(WHAT YOU WILL DO) Set down the whole listing that follows, precisely as written.

(MATERIAL TO PROCESS)
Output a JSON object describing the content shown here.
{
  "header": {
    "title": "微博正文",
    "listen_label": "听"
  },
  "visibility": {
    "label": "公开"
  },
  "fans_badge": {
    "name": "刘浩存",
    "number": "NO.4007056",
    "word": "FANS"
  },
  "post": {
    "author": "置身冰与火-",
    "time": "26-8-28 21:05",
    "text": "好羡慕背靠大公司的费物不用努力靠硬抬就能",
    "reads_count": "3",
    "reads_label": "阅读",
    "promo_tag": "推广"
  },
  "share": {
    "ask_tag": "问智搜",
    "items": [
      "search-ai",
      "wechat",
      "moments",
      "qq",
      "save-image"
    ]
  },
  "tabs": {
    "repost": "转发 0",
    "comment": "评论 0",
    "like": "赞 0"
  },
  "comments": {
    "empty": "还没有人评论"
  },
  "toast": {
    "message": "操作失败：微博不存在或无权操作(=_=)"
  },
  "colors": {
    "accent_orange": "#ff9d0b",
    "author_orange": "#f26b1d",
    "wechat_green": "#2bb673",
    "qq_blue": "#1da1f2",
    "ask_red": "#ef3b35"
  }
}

(RESULT OF THE EXERCISE)
Output a JSON object describing the content shown here.
{
  "header": {
    "title": "微博正文",
    "listen_label": "听"
  },
  "visibility": {
    "label": "公开"
  },
  "fans_badge": {
    "name": "刘浩存",
    "number": "NO.4007056",
    "word": "FANS"
  },
  "post": {
    "author": "置身冰与火-",
    "time": "26-8-28 21:05",
    "text": "好羡慕背靠大公司的费物不用努力靠硬抬就能",
    "reads_count": "3",
    "reads_label": "阅读",
    "promo_tag": "推广"
  },
  "share": {
    "ask_tag": "问智搜",
    "items": [
      "search-ai",
      "wechat",
      "moments",
      "qq",
      "save-image"
    ]
  },
  "tabs": {
    "repost": "转发 0",
    "comment": "评论 0",
    "like": "赞 0"
  },
  "comments": {
    "empty": "还没有人评论"
  },
  "toast": {
    "message": "操作失败：微博不存在或无权操作(=_=)"
  },
  "colors": {
    "accent_orange": "#ff9d0b",
    "author_orange": "#f26b1d",
    "wechat_green": "#2bb673",
    "qq_blue": "#1da1f2",
    "ask_red": "#ef3b35"
  }
}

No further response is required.